All About the Honours Research Projects
By Léa Montminy-Bergeron
I am an Honours Bachelor of Science student, with a specialization in Biochemistry. Sounds fancy, right? But what does it mean? It can be quite confusing, differentiating all sorts of different Bachelor’s degrees options. Up to a few months ago, I wasn’t completely sure myself what my degree entailed (by lack of information on my end!). After talking to older students and doing some research of my own, I can finally confirm what it means.
What is an Honours Research Project?
Undergraduate students, usually in their final year of studies, will have the opportunity to complete a research project during two (2) sessions, from September to April. You will spend a minimum of 15 to 20 hours per week doing research, but this amount of time can vary depending on the agreement between the student and the supervisor. At the end of your project, you will present your research findings, and submit an Honours thesis which will describe your research.

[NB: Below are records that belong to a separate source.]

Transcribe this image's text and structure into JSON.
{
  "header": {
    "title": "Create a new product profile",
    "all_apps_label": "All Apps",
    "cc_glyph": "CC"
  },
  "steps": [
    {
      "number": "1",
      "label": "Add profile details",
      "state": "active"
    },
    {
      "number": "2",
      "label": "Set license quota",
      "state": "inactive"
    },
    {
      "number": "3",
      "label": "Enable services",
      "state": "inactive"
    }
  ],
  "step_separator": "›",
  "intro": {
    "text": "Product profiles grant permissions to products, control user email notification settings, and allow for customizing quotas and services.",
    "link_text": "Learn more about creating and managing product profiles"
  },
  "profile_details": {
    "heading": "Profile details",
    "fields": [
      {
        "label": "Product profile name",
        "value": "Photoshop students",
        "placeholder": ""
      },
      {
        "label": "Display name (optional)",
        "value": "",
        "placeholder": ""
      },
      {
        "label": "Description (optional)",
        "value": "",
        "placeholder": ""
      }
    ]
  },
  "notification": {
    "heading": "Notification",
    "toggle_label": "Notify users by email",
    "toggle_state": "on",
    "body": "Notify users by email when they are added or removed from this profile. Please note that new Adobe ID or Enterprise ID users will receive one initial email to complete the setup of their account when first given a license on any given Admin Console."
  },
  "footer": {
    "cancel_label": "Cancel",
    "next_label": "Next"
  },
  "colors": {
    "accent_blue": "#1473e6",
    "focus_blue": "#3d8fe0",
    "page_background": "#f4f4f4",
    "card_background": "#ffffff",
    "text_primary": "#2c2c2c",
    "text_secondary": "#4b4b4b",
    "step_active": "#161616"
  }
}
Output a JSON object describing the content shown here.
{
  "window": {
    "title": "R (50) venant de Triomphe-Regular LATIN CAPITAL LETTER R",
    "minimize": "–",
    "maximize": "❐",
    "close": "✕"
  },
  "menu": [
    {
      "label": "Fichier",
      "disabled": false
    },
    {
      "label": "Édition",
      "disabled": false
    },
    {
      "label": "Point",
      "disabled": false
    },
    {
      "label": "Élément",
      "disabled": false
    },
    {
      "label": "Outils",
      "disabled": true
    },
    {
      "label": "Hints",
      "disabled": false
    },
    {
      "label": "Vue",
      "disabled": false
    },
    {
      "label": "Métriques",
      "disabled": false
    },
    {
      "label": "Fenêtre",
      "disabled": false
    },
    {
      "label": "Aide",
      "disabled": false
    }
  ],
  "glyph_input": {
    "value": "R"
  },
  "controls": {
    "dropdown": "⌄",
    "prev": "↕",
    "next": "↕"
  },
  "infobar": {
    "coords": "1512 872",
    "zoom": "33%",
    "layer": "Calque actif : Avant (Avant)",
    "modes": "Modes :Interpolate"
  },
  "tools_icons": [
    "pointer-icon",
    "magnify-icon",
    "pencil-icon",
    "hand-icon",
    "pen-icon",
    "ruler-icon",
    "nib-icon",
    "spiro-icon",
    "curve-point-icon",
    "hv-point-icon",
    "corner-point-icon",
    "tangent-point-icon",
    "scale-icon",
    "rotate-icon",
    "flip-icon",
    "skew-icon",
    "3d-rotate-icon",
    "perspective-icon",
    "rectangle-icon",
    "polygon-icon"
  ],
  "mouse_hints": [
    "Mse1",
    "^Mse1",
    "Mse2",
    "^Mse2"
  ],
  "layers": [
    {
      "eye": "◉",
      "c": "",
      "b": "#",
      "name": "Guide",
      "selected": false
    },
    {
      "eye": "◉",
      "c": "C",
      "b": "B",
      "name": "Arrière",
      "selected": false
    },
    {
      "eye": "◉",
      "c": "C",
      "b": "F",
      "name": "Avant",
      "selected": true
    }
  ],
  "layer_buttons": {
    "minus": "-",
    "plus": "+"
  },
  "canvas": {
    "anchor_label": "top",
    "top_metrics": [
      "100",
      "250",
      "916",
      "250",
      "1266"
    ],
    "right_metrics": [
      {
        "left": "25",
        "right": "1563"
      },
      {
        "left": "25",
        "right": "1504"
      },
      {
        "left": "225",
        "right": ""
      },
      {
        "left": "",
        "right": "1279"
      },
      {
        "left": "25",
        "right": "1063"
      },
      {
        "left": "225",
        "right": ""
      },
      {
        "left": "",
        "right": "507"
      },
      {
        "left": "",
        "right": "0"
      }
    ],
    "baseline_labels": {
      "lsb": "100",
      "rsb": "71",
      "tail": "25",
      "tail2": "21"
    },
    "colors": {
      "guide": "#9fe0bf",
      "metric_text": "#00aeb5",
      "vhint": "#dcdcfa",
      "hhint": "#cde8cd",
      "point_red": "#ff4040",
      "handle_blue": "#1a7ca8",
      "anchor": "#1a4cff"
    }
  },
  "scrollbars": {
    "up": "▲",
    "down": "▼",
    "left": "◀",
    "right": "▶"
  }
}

How can I get the opportunity to participate in an Honours Research Project?
If you are enrolled in an Honours Bachelor of Science with Specialization in a specific discipline, congratulations! Odds are you will get the opportunity to complete a research project. The criteria varies depending on schools however, so I suggest confirming details regarding this with your faculty.
How do I find a professor to supervise me?
Finding a project supervisor is a crucial step of the Honours Project and can sometimes be one of the most stressful tasks. It is recommended that you start your search early - think Fall semester of the year before you plan on starting your Honours project (e.g. Fall Semester of your third year).
Identify potential researchers in both faculties of Science and sometimes Medicine by their interests, and see what type of research peaks your curiosity the most. Once you have a pretty good idea of what you would like to pursue, you should attempt to contact the professor or researcher to explore the option of undertaking a research project in their laboratories. It’s always a good idea to contact multiple professors, as they usually interview several students. Provide them with a resume and your transcript, and offer to meet with them for a potential interview.
Before your interview, inform yourself on the research being done in the lab and make a list of questions about the work. Always show interest! Keep in mind that professors select students according to different criteria. If you can, try to get some input from old students or employees in the lab.
If you don’t find a supervisor, it’s not the end of the world, and you might not be the only one! Please contact the office in charge, and they might be able to help you identify supervisors who might still be looking for students.
What can I gain from an Honours Research Project (other than research experience)?
You will gain:
Substantial practical training in scientific techniques used today;
Data analysis skills;
Written and oral communication skills;
Advanced knowledge by participating in an active research field;
Experience required for higher education.
Make sure to stay up to date with your deadlines, and find some more information about your school’s requirements!